Naomi Johnson works at FEMA where she manages grants to fire departments across the county that pay salaries and benefits for federally funded firefighters as well as life-saving equipment. Since she is on furlough, grant funds are not being distributed to these fire departments. She is the primary caregiver for my elderly mother and pays several of her bills. The shutdown has made it difficult to support both herself and her mother.
Nathan Scarlett works at the U.S. Census Bureau. Rather than looking at the downside, Nathan thinks the ability to spend more time with his family as the biggest impact on his personal life.
Patrice Wilson works at the Department of Housing and Urban Development. She is taking the Shutdown as a silver lining, forcing her to consider how she manages money as she considers her retirement in six years. Patrice has two grown children and two grandchildren that frequent her house and she considers them pseudo dependents. Patrice started a popular Facebook group for furloughed federal works to share resources and to comfort one another.
Pei Hamsik works at the Department of Housing and Urban Development. She and her husband are both furloughed federal government workers so neither of them is receiving an income. They have two young children.
Robert Jackson works at the Department of Transportation’s Federal Aviation Administration. The Shutdown forced him to adjust his lifestyle due to the lack of work and a normal paycheck. His wife has picked up a second job to help deal with the situation.
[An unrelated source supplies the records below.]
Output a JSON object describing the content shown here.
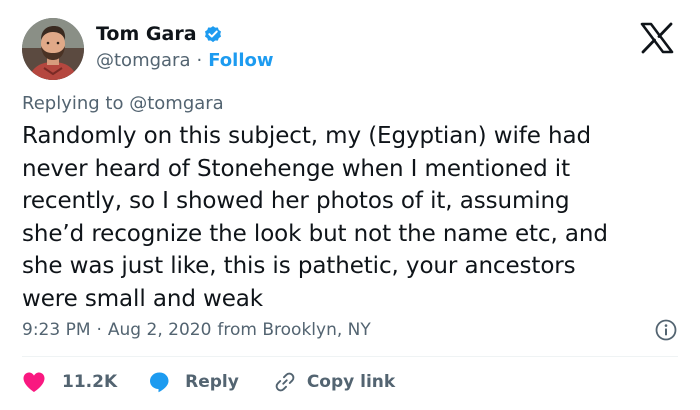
{
  "author": {
    "display_name": "Tom Gara",
    "handle": "@tomgara",
    "separator": "·",
    "follow_label": "Follow",
    "verified": true
  },
  "brand": {
    "logo_icon": "x-logo-icon"
  },
  "reply_context": {
    "prefix": "Replying to",
    "mention": "@tomgara"
  },
  "tweet": {
    "text": "Randomly on this subject, my (Egyptian) wife had\nnever heard of Stonehenge when I mentioned it\nrecently, so I showed her photos of it, assuming\nshe’d recognize the look but not the name etc, and\nshe was just like, this is pathetic, your ancestors\nwere small and weak"
  },
  "meta": {
    "time": "9:23 PM",
    "separator": "·",
    "date": "Aug 2, 2020",
    "location": "from Brooklyn, NY",
    "info_icon": "info-icon"
  },
  "actions": {
    "like_count": "11.2K",
    "reply_label": "Reply",
    "copy_link_label": "Copy link"
  },
  "colors": {
    "accent": "#1d9bf0",
    "like": "#f91880",
    "text": "#0f1419",
    "secondary": "#536471"
  }
}
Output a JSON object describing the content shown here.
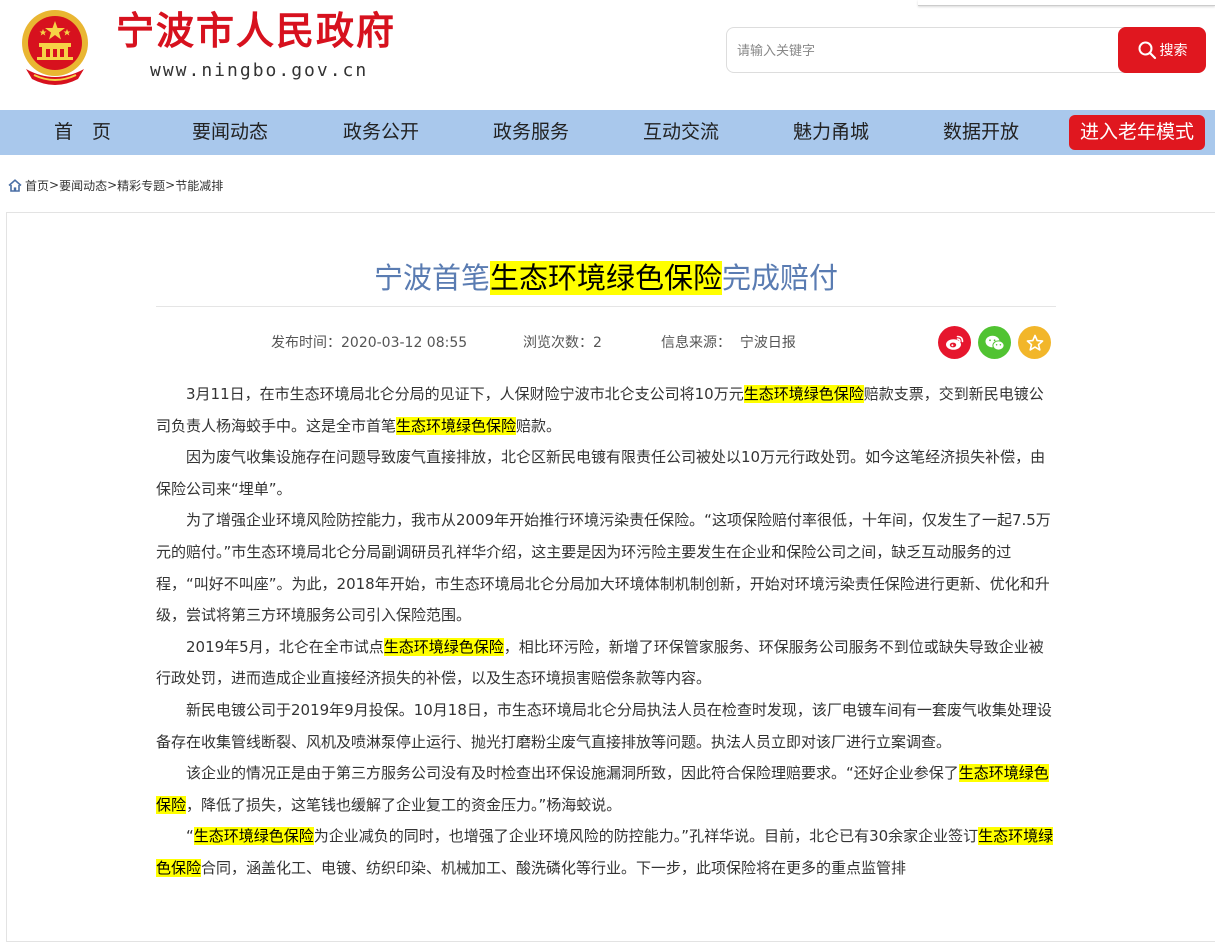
{
  "header": {
    "site_title": "宁波市人民政府",
    "site_url": "www.ningbo.gov.cn",
    "search_placeholder": "请输入关键字",
    "search_button": "搜索"
  },
  "nav": {
    "items": [
      "首　页",
      "要闻动态",
      "政务公开",
      "政务服务",
      "互动交流",
      "魅力甬城",
      "数据开放"
    ],
    "elder_mode": "进入老年模式"
  },
  "breadcrumb": {
    "items": [
      "首页",
      "要闻动态",
      "精彩专题",
      "节能减排"
    ],
    "separator": ">"
  },
  "article": {
    "title_pre": "宁波首笔",
    "title_hl": "生态环境绿色保险",
    "title_post": "完成赔付",
    "meta": {
      "publish_time": "发布时间：2020-03-12 08:55",
      "views": "浏览次数：2",
      "source": "信息来源：  宁波日报"
    },
    "paragraphs": [
      [
        {
          "t": "3月11日，在市生态环境局北仑分局的见证下，人保财险宁波市北仑支公司将10万元"
        },
        {
          "t": "生态环境绿色保险",
          "hl": true
        },
        {
          "t": "赔款支票，交到新民电镀公司负责人杨海蛟手中。这是全市首笔"
        },
        {
          "t": "生态环境绿色保险",
          "hl": true
        },
        {
          "t": "赔款。"
        }
      ],
      [
        {
          "t": "因为废气收集设施存在问题导致废气直接排放，北仑区新民电镀有限责任公司被处以10万元行政处罚。如今这笔经济损失补偿，由保险公司来“埋单”。"
        }
      ],
      [
        {
          "t": "为了增强企业环境风险防控能力，我市从2009年开始推行环境污染责任保险。“这项保险赔付率很低，十年间，仅发生了一起7.5万元的赔付。”市生态环境局北仑分局副调研员孔祥华介绍，这主要是因为环污险主要发生在企业和保险公司之间，缺乏互动服务的过程，“叫好不叫座”。为此，2018年开始，市生态环境局北仑分局加大环境体制机制创新，开始对环境污染责任保险进行更新、优化和升级，尝试将第三方环境服务公司引入保险范围。"
        }
      ],
      [
        {
          "t": "2019年5月，北仑在全市试点"
        },
        {
          "t": "生态环境绿色保险",
          "hl": true
        },
        {
          "t": "，相比环污险，新增了环保管家服务、环保服务公司服务不到位或缺失导致企业被行政处罚，进而造成企业直接经济损失的补偿，以及生态环境损害赔偿条款等内容。"
        }
      ],
      [
        {
          "t": "新民电镀公司于2019年9月投保。10月18日，市生态环境局北仑分局执法人员在检查时发现，该厂电镀车间有一套废气收集处理设备存在收集管线断裂、风机及喷淋泵停止运行、抛光打磨粉尘废气直接排放等问题。执法人员立即对该厂进行立案调查。"
        }
      ],
      [
        {
          "t": "该企业的情况正是由于第三方服务公司没有及时检查出环保设施漏洞所致，因此符合保险理赔要求。“还好企业参保了"
        },
        {
          "t": "生态环境绿色保险",
          "hl": true
        },
        {
          "t": "，降低了损失，这笔钱也缓解了企业复工的资金压力。”杨海蛟说。"
        }
      ],
      [
        {
          "t": "“"
        },
        {
          "t": "生态环境绿色保险",
          "hl": true
        },
        {
          "t": "为企业减负的同时，也增强了企业环境风险的防控能力。”孔祥华说。目前，北仑已有30余家企业签订"
        },
        {
          "t": "生态环境绿色保险",
          "hl": true
        },
        {
          "t": "合同，涵盖化工、电镀、纺织印染、机械加工、酸洗磷化等行业。下一步，此项保险将在更多的重点监管排"
        }
      ]
    ]
  },
  "colors": {
    "brand_red": "#d7111e",
    "nav_bg": "#a9c8ec",
    "title_blue": "#5a7cb2",
    "highlight": "#ffff00",
    "weibo": "#e6162d",
    "wechat": "#51c332",
    "favorite": "#f2b62a"
  },
  "icons": [
    "national-emblem-icon",
    "search-icon",
    "home-icon",
    "weibo-icon",
    "wechat-icon",
    "star-icon"
  ]
}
Sara Devlin is a Foreign Service Officer at the State Department. She says she is lucky that her spouse managed to find a job quickly after her July 2019 transfer to DC. He is currently still working and receiving a paycheck. In January she started her own #BrightSideProject 2019 to try to focus on the positives of every day. Getting time-consuming and dull tasks done has been a true “Bright Side” of the Shutdown for Sara.
Sarah Munshi works at the State Department and was studying Japanese at the Foreign Service Institute when the Shutdown began. Both she and her husband work at State and have had their incomes impacted by the Shutdown. Sarah said that while they are financially vulnerable during this time, she is grateful every day for the privileges we have.
Terry Stratton works at the Office of Management and Budget. Thanks to the Shutdown, he no longer has a good reason to get up in the morning during the work week. So he has slipped into a nocturnal schedule often reading into the wee hours. He says he would prefer to be at work because he misses the personal satisfaction of doing his job well.
You can see the Shutdown Stories
on the projects website.
About the author: Kirth Bobb and Geoff Livingston are photographers based in Washington, D.C. The opinions expressed in this article are solely those of the authors.